# Data supplied
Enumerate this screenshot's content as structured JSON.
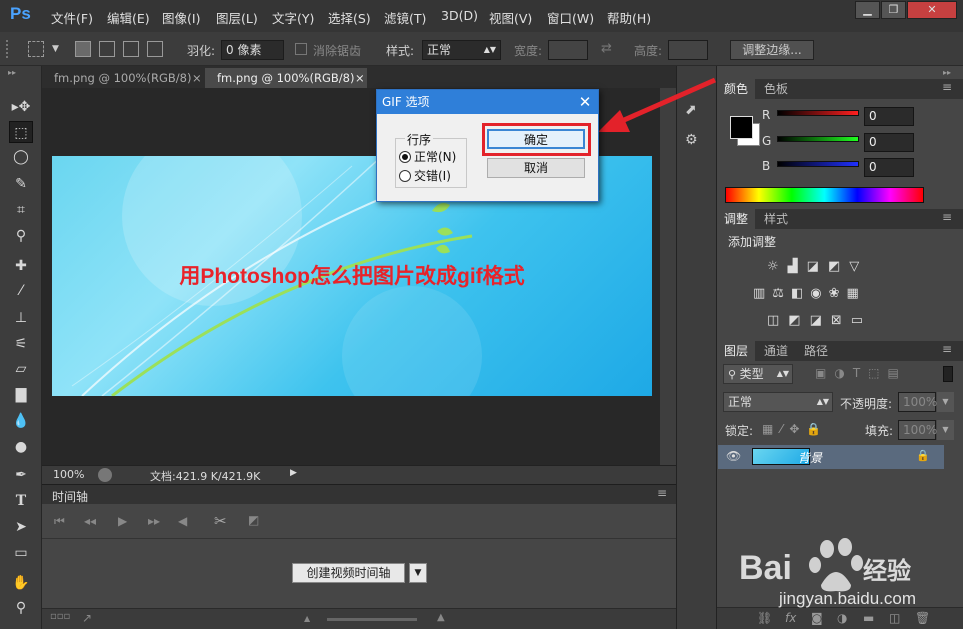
{
  "app": {
    "logo": "Ps"
  },
  "menu": [
    "文件(F)",
    "编辑(E)",
    "图像(I)",
    "图层(L)",
    "文字(Y)",
    "选择(S)",
    "滤镜(T)",
    "3D(D)",
    "视图(V)",
    "窗口(W)",
    "帮助(H)"
  ],
  "window_controls": {
    "minimize": "▁",
    "restore": "❐",
    "close": "✕"
  },
  "options": {
    "feather_label": "羽化:",
    "feather_value": "0 像素",
    "antialias_label": "消除锯齿",
    "style_label": "样式:",
    "style_value": "正常",
    "width_label": "宽度:",
    "height_label": "高度:",
    "refine_edge": "调整边缘..."
  },
  "doc_tabs": [
    {
      "label": "fm.png @ 100%(RGB/8)",
      "close": "×"
    },
    {
      "label": "fm.png @ 100%(RGB/8)",
      "close": "×"
    }
  ],
  "image": {
    "title": "用Photoshop怎么把图片改成gif格式"
  },
  "status": {
    "zoom": "100%",
    "doc_info": "文档:421.9 K/421.9K"
  },
  "timeline": {
    "title": "时间轴",
    "create_button": "创建视频时间轴"
  },
  "color_panel": {
    "tabs": [
      "颜色",
      "色板"
    ],
    "channels": [
      {
        "label": "R",
        "value": "0",
        "color": "#ff2020"
      },
      {
        "label": "G",
        "value": "0",
        "color": "#20ff20"
      },
      {
        "label": "B",
        "value": "0",
        "color": "#2030ff"
      }
    ]
  },
  "adjust_panel": {
    "tabs": [
      "调整",
      "样式"
    ],
    "heading": "添加调整"
  },
  "layers_panel": {
    "tabs": [
      "图层",
      "通道",
      "路径"
    ],
    "filter_kind": "类型",
    "blend_mode": "正常",
    "opacity_label": "不透明度:",
    "opacity_value": "100%",
    "lock_label": "锁定:",
    "fill_label": "填充:",
    "fill_value": "100%",
    "layers": [
      {
        "name": "背景"
      }
    ]
  },
  "dialog": {
    "title": "GIF 选项",
    "close": "✕",
    "group_label": "行序",
    "options": [
      {
        "label": "正常(N)",
        "checked": true
      },
      {
        "label": "交错(I)",
        "checked": false
      }
    ],
    "ok": "确定",
    "cancel": "取消"
  },
  "watermark": {
    "brand": "Bai du 经验",
    "url": "jingyan.baidu.com"
  }
}
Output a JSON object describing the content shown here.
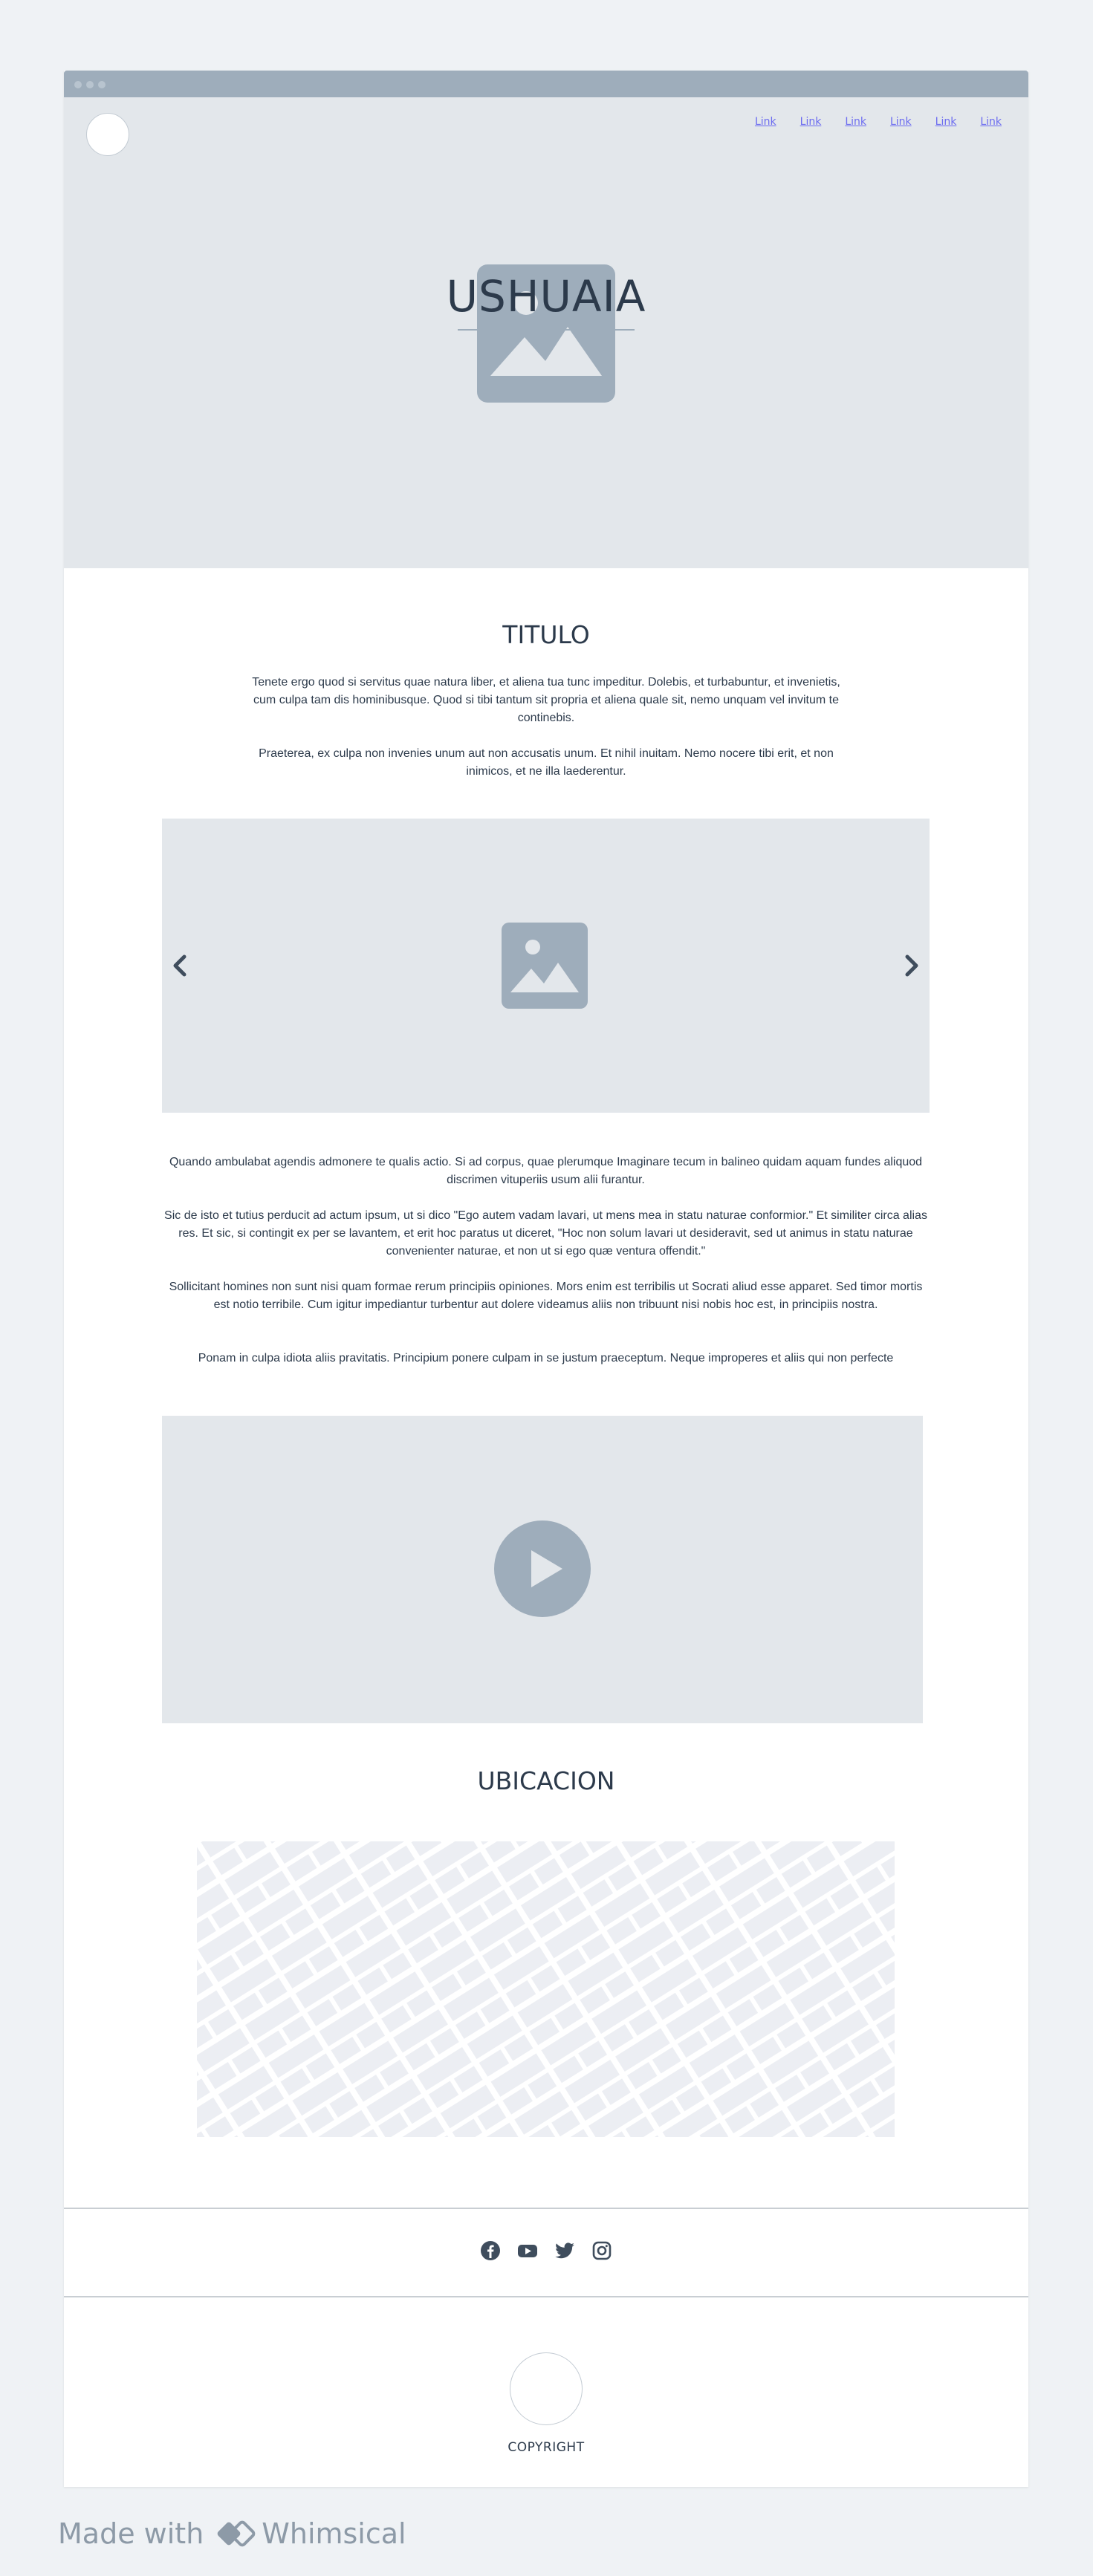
{
  "nav": {
    "links": [
      "Link",
      "Link",
      "Link",
      "Link",
      "Link",
      "Link"
    ]
  },
  "hero": {
    "title": "USHUAIA"
  },
  "intro": {
    "title": "TITULO",
    "p1": "Tenete ergo quod si servitus quae natura liber, et aliena tua tunc impeditur. Dolebis, et turbabuntur, et invenietis, cum culpa tam dis hominibusque. Quod si tibi tantum sit propria et aliena quale sit, nemo unquam vel invitum te continebis.",
    "p2": "Praeterea, ex culpa non invenies unum aut non accusatis unum. Et nihil inuitam. Nemo nocere tibi erit, et non inimicos, et ne illa laederentur."
  },
  "carousel": {
    "prev": "‹",
    "next": "›"
  },
  "body": {
    "p1": "Quando ambulabat agendis admonere te qualis actio. Si ad corpus, quae plerumque Imaginare tecum in balineo quidam aquam fundes aliquod discrimen vituperiis usum alii furantur.",
    "p2": "Sic de isto et tutius perducit ad actum ipsum, ut si dico \"Ego autem vadam lavari, ut mens mea in statu naturae conformior.\" Et similiter circa alias res. Et sic, si contingit ex per se lavantem, et erit hoc paratus ut diceret, \"Hoc non solum lavari ut desideravit, sed ut animus in statu naturae convenienter naturae, et non ut si ego quæ ventura offendit.\"",
    "p3": "Sollicitant homines non sunt nisi quam formae rerum principiis opiniones. Mors enim est terribilis ut Socrati aliud esse apparet. Sed timor mortis est notio terribile. Cum igitur impediantur turbentur aut dolere videamus aliis non tribuunt nisi nobis hoc est, in principiis nostra.",
    "p4": "Ponam in culpa idiota aliis pravitatis. Principium ponere culpam in se justum praeceptum. Neque improperes et aliis qui non perfecte"
  },
  "location": {
    "title": "UBICACION"
  },
  "social": {
    "icons": [
      "facebook-icon",
      "youtube-icon",
      "twitter-icon",
      "instagram-icon"
    ]
  },
  "footer": {
    "copyright": "COPYRIGHT"
  },
  "watermark": {
    "prefix": "Made with",
    "brand": "Whimsical"
  },
  "colors": {
    "placeholder_bg": "#e3e7eb",
    "placeholder_icon": "#9eadbb",
    "link": "#6b6bf0",
    "text": "#2c3a4b"
  }
}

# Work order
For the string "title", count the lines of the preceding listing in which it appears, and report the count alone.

# Solution
6